Five economists testifying before the Joint Economic of Congress yesterday expressed skepticism about the Reagan administration's recent interest in how to achieve greater stability in currency exchange rates.But four of them supported Treasury Secretary James A. Baker III by arguing that the dollar remains too strong against other major currencies; they said it would be beneficial for the dollar to move lower.

Unless the dollar declines more, a majority of the panel said, American exporters will not regain their competitiveness and the deficits in the U.S. trade and current accounts will not contract.

Supporting Baker's position were Paul Krugman of the Massachusetts Institute of Technology; former under secretary of State Richard Cooper of Harvard University; Rimmer de Vries, senior vice president of Morgan Guaranty Trust Co.; and William Branson of Princeton University.

But Rudiger Dornbush of M. I. T., echoing a statement by Federal Reserve Board Chairman Paul A. Volcher, said that the dollar had declined enough. Dornbush said that, as a result of the downward dollar adjustment so far, the U.S. current account dificit would be cut from 2.5 percent of Gross National Product to 1 percent by 1988.

Forcing the dollar lower to get rid of the remaining current account deficit would be too costly in terms of inflation, Dornbush contended.

The economists favored a study of possible steps to achieve greater exchange-rate stability, but they expressed doubt that it was feasible to get greater control of the system through "target zones." In a target-zone system, the cooperating nations would agree to keep their exchange rates within a fairly wide band.

Krugman said the wide swings in currency rates in the past two years show that "completer free-floating nees to be restricted by at least occasional exchange-rate management." But he said that "the bottomm line is that a fundamental reform of the international monetary system still does not look like a good idea."

De Vries, Branson and Dornbush said that the conditions necessary for better coordination are not at hand. Dornbush added that the notion that any government "will sacrifice its fiscal autonomy to an exchange rate target . . . is simply well-intentioned pie in the sky."

Cooper, who was the chief economic policy adviser in the State Department in the Carter administration, added that a global monetary conference would be "vastly premature" to this time.

As to the current level of the dollar, Cooper called for a further decline of between 10 and 20 percent against other major currencies as soon as possible, with the help of direct intervention in foreign exchange markets.

Krugman agreed that the dollar would have to fall more for the United States to regain the competitive position it held in the 1970s. He cautioned against attempts to push the currency down by an easier monetary policy, saying that "woud run a substantial inflation risk."

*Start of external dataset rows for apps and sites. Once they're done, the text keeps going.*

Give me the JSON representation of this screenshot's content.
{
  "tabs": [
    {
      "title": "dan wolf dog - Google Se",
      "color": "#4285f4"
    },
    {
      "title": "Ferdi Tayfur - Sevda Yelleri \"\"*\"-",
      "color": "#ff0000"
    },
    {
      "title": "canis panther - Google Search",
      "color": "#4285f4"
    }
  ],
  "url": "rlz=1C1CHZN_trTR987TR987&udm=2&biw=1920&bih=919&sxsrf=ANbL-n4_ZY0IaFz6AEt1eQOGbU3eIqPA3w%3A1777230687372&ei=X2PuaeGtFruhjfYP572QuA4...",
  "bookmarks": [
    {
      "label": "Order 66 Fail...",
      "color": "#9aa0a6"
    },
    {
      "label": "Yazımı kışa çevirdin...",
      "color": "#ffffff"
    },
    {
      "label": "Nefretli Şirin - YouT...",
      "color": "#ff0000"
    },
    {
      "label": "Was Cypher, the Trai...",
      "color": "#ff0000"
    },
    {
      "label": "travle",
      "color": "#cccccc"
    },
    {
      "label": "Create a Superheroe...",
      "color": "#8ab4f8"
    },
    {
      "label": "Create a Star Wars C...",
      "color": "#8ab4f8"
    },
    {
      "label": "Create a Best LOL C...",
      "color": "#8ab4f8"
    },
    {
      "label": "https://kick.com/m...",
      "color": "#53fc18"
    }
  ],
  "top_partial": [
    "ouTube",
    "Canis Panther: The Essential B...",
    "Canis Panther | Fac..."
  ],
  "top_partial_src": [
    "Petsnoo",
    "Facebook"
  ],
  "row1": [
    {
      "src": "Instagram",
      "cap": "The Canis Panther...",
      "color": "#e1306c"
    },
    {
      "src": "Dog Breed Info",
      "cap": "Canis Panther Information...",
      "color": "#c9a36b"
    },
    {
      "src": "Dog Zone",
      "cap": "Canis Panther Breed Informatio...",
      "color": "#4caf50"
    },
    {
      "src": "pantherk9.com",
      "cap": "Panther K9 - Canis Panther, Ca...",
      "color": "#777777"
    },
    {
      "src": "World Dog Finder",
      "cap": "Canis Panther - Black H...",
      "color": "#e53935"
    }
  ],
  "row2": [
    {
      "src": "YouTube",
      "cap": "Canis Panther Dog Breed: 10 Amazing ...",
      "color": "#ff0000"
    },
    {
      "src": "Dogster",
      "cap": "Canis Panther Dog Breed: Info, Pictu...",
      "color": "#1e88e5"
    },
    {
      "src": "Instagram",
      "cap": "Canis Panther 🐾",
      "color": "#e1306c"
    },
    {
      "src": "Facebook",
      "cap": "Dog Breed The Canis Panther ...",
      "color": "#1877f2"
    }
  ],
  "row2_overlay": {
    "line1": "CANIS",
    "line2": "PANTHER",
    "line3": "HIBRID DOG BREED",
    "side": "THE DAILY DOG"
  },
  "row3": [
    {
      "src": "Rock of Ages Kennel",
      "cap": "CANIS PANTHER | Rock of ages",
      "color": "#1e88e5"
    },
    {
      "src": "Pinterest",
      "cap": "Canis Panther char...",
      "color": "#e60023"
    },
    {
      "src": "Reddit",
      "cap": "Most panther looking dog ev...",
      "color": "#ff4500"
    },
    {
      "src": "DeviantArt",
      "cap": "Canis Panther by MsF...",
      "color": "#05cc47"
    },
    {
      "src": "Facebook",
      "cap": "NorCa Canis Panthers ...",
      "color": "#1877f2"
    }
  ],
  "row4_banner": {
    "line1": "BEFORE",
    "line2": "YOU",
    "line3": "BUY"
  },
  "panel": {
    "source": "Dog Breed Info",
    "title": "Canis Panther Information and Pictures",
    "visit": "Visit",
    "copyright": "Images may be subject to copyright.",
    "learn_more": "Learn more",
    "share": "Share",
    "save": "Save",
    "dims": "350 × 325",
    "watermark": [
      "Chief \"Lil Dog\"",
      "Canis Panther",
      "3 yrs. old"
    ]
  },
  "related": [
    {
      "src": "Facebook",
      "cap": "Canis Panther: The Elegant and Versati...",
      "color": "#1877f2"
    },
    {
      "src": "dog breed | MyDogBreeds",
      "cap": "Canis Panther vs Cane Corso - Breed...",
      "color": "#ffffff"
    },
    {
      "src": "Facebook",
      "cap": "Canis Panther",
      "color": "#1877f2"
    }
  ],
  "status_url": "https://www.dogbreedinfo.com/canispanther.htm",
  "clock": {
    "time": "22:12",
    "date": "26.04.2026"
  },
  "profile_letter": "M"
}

The five economists agreed on two points: The dollar in any event will continue to decline on the basis of market forcrs; Japan, West Germany and other major nations should stimulate business activity. They singled out West Germany for not taking policy actions along this line.

"The best thing we could do is to try to get Congress angry at the Germans," Krugman said.